Life in all its tenses

He was an outstanding musician. He loved music and thrilled everyone with his talents. He had so much sunshine to offer. It was a joy to be around him.

But no more.

At first it seemed like a routine headache. But it got more intense. Soon a steady fever came on. With it a loss of memory—at first, of small things, then bigger things. Soon he could not recall his daughter’s name.

By now everyone knew Clive was in serious trouble. A virus seemed to have destroyed his hippocampus—that part of the brain vital for processing memories. Clive was not dying—at least, not then. But he was losing his memory.

How does memory work? You remember the food you ate yesterday, the people you were with, the things you talked about. You are able to do all that because the hippocampus helps you to file the information away in your memory. Later you can reconstruct those events. That little area in your brain about the size of your thumb provides you with a link to the past, and therefore meaning in the present, and a purpose for the future.

Clive lost that capacity completely. He could no longer remember his past. He lives in the present, adrift. His consciousness is from moment to moment, without any great significance. He sits in his room, with a deck of cards and a diary. He plays alone an endless game of solitaire. Occasionally he looks at his watch and records the time in his diary and writes “I am now awake for the first time.” Whenever his wife walks into the room, he greets her as a long-lost love, with hugs and kisses, and says to her: “I’ve never seen you before. This is the first time I am seeing anybody at all.”
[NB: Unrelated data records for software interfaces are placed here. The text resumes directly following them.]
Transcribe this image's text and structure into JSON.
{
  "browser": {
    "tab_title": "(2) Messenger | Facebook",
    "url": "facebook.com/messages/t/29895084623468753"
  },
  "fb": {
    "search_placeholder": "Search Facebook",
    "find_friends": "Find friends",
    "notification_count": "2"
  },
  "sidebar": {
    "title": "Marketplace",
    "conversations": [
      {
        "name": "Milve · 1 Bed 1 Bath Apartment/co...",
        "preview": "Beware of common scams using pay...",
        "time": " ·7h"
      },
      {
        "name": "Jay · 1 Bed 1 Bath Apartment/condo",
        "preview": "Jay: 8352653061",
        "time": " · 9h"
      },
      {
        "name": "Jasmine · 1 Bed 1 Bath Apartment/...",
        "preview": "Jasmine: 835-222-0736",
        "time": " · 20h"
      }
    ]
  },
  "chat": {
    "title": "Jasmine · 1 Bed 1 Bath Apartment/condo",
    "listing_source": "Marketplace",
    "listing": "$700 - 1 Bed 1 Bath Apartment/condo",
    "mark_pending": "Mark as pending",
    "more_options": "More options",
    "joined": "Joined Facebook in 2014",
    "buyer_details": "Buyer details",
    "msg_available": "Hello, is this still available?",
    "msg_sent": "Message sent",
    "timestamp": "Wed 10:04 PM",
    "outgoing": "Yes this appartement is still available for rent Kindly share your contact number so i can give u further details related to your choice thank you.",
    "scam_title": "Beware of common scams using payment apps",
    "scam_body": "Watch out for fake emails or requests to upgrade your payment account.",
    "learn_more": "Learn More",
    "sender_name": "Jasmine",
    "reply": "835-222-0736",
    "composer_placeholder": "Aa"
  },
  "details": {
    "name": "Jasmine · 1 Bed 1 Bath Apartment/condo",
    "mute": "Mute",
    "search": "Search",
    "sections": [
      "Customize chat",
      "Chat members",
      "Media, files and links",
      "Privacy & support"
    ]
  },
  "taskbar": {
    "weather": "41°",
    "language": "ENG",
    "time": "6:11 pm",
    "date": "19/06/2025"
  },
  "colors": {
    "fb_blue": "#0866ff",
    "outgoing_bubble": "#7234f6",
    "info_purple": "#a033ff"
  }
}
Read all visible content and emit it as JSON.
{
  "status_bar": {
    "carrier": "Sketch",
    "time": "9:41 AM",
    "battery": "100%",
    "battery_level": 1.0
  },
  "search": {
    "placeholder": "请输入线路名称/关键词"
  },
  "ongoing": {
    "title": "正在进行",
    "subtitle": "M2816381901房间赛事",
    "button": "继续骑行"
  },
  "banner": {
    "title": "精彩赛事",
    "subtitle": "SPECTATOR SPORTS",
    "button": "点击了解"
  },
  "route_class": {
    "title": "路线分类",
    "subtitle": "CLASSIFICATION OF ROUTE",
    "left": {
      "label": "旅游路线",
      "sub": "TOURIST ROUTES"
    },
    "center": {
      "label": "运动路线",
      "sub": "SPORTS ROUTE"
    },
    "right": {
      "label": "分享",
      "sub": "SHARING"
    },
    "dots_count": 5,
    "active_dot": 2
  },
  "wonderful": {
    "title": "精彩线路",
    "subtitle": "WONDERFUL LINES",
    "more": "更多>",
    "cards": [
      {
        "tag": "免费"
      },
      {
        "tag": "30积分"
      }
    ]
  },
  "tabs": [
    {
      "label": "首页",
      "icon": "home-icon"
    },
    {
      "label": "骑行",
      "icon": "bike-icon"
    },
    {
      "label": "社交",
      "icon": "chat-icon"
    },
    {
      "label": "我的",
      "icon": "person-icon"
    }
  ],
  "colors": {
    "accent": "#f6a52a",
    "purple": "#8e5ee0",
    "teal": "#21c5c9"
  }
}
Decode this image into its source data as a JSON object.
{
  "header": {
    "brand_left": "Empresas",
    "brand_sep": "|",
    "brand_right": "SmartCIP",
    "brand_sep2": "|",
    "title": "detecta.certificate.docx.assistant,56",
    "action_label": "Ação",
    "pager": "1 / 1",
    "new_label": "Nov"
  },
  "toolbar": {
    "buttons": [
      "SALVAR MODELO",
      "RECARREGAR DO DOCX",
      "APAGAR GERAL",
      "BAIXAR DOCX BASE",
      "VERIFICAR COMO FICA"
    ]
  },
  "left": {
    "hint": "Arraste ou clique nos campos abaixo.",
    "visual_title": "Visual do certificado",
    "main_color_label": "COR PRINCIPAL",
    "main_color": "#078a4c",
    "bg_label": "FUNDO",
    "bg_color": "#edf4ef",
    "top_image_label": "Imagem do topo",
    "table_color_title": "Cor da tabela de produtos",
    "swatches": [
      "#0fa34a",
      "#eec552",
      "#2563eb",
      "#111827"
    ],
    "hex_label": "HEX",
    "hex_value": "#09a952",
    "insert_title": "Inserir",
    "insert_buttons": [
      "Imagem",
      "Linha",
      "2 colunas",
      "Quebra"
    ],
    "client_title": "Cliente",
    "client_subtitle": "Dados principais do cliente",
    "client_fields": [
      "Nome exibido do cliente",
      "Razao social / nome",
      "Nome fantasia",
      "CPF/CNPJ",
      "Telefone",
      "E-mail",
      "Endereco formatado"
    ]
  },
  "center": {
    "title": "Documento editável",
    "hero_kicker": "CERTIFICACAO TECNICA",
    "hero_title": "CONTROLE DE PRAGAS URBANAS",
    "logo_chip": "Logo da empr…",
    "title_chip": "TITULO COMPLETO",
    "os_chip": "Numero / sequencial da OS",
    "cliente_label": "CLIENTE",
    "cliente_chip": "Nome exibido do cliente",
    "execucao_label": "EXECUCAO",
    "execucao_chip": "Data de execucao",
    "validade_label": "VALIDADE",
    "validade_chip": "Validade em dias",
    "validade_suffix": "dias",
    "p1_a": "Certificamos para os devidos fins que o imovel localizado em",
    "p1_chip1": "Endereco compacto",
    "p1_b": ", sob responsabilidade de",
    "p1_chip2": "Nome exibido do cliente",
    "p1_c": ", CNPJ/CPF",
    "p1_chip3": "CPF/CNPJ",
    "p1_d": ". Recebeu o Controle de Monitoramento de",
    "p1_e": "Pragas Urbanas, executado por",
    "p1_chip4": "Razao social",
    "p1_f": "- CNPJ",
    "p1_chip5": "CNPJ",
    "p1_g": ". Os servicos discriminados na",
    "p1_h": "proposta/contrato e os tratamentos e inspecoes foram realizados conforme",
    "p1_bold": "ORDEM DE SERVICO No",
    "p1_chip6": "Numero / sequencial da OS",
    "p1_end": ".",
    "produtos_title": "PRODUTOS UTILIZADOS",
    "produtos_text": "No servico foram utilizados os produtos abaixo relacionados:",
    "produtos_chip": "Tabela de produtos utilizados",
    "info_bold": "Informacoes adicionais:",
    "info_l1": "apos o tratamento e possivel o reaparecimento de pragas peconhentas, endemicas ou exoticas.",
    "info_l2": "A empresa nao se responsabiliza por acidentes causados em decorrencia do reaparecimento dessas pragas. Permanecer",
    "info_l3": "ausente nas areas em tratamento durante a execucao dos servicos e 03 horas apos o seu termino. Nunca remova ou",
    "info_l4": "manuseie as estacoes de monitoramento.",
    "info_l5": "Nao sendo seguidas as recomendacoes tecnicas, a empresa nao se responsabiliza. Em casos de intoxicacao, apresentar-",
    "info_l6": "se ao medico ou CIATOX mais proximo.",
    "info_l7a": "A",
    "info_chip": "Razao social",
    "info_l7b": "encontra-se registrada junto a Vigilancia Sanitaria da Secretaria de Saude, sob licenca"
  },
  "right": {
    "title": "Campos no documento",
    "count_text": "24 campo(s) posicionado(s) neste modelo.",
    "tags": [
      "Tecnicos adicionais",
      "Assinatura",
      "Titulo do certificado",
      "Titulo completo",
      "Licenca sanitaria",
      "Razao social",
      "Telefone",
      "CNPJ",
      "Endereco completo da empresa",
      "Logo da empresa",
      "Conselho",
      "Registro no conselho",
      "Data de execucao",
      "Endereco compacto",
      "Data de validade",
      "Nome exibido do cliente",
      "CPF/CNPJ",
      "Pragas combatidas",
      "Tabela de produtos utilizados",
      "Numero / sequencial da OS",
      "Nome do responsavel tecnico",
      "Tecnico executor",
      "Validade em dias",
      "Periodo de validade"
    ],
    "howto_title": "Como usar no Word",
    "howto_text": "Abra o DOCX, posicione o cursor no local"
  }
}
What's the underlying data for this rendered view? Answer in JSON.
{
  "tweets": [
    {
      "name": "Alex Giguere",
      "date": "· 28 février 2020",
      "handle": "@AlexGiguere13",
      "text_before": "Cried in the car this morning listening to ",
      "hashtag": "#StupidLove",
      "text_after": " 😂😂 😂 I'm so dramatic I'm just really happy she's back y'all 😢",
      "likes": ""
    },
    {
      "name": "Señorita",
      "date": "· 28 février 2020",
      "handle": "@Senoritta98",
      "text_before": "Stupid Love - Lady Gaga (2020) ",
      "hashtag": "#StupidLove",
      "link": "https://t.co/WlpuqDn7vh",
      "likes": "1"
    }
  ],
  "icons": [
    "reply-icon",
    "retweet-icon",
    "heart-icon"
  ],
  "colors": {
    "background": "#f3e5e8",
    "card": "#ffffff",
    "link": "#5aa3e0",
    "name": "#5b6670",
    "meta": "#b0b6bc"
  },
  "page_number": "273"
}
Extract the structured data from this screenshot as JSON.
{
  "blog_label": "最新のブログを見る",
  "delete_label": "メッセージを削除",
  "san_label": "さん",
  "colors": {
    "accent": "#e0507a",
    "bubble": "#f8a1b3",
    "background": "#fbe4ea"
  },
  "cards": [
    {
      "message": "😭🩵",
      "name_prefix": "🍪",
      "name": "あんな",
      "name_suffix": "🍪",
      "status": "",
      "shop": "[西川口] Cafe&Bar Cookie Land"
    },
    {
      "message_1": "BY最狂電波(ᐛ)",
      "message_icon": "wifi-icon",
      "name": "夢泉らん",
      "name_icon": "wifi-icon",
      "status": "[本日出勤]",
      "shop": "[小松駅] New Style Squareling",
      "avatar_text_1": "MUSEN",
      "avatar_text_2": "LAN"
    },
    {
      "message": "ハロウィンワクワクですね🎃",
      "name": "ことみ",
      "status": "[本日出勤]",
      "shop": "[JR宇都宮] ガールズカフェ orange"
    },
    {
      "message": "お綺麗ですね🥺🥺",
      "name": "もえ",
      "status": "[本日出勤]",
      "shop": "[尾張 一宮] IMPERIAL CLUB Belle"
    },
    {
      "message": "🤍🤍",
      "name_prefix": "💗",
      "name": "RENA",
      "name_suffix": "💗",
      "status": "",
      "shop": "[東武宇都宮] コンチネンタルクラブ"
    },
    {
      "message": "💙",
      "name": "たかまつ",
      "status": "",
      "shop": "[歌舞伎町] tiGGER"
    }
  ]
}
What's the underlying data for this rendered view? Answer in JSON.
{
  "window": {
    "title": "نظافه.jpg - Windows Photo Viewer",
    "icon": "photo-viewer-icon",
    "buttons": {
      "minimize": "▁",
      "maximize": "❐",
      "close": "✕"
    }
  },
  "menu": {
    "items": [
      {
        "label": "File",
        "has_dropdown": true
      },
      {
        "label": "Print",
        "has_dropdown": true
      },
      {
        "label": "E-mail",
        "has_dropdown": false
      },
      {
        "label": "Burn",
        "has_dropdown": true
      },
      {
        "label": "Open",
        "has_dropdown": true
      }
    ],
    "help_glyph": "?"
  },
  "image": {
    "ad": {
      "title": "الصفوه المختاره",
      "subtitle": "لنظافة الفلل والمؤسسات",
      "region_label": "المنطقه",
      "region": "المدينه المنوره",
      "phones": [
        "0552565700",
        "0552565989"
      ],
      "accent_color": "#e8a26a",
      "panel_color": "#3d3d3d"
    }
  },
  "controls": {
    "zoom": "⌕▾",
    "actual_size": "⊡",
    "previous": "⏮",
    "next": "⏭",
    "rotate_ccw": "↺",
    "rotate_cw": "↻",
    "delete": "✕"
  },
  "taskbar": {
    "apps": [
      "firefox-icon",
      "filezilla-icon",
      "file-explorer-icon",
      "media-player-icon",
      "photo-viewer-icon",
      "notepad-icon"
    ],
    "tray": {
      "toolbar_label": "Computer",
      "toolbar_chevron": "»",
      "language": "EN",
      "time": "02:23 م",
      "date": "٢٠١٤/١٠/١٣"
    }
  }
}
His friends from his days as a choral conductor come to visit. His wife leads him to the music room. He protests that he has never played any music, and has no knowledge of how to read music. But she reassures him as he enters the room, greets his friends, sits at the piano, and leads them as he plays, sings and conducts Mozart’s Ave Verum Corpus. As the strains of the great music ends, Clive retreats fitfully into his world of hopelessness. For even as the music ends, he cannot remember what he just did.

The past

Now, consider your own past and your own walk with God. Is your spiritual memory intact? What makes your past relevant? What makes your present meaningful? What makes your future hopeful?

Can you remember when you decided to follow Jesus? Or when you decided not to? Can you remember why you did? Can you remember the last time you had a real talk with Jesus? Or is your past experience with Him a distant, forgotten memory?

Clive had done significant things in his past, but he could not remember them anymore. He could still do things he had learned. He knew how to write and spell and play the piano, but he had no awareness that he had learned them. They had no lasting impact on his life.

Those significant things that God has done for us in the past can be forgotten, or they can be taken for granted. Those promises we have made to God can fade into the past and cease to influence our lives. Those things you have done for the Lord in the past may not thrill you any more. In short, is Christ as real to you as when you first believed? Do you still have what the risen Jesus demands of the church at Ephesus—that first love (Revelation 2:4)?

The present

Turn to your present. Is your relationship with God a growing experience in your life? How meaningful is your present walk with Jesus? Is it a vital and living friendship, one in which you are constantly building on the past?

Clive’s present is a round of activities that may have meaning in themselves, but because his experiences are unconnected by memory they are, in effect, meaningless. Much of what he does is just ritual. Could it be that your spiritual life has turned into a ritual—a meaningless cycle of religious activities, enjoyable while they last, but nothing to be missed when they are over? They do not contribute to growth. Peter admonishes us: “Grow in the grace and knowledge of our Lord and Savior Jesus Christ” (2 Peter 3:18, NIV). Growing requires connection with our roots, renewing the decisions we made for Christ. If we live without this connection, we become frozen in the past. Our lives become an absurdity.

The future

And what of the future? Clive has no future because he has neither present nor past. He is, as it were, doomed to repeat his limited present. But for us it can be different. Whatever our past has been, whatever our present, in Christ there is hope for the future. Paul summarizes this well:

“Therefore, since we have been [past] justified through faith, we have [present] peace with God through our Lord Jesus Christ, through whom we have gained access by faith into this grace in which we now stand [present]. And we rejoice in the hope [future] of the glory of God” (Romans 5:1, NIV).

Salvation claimed in the past is worthwhile only as it is continuously renewed in the present. We must keep our commitment current. Then, and only then, do we have a present that is meaningful and full of growth, and a future filled with infinite possibilities.

Stay connected to Christ. The past, the present, and the future will then forge together to make your life whole, meaningful, and hopeful.

Born in Tobago, Austin C. Archer (Ph.D., Indiana University) teaches psychology at Walla Walla College. His address: Walla Walla College; 204 South College Ave.; College Place, Washington 99325-1198; U.S.A. E-mail: archau@wwc.edu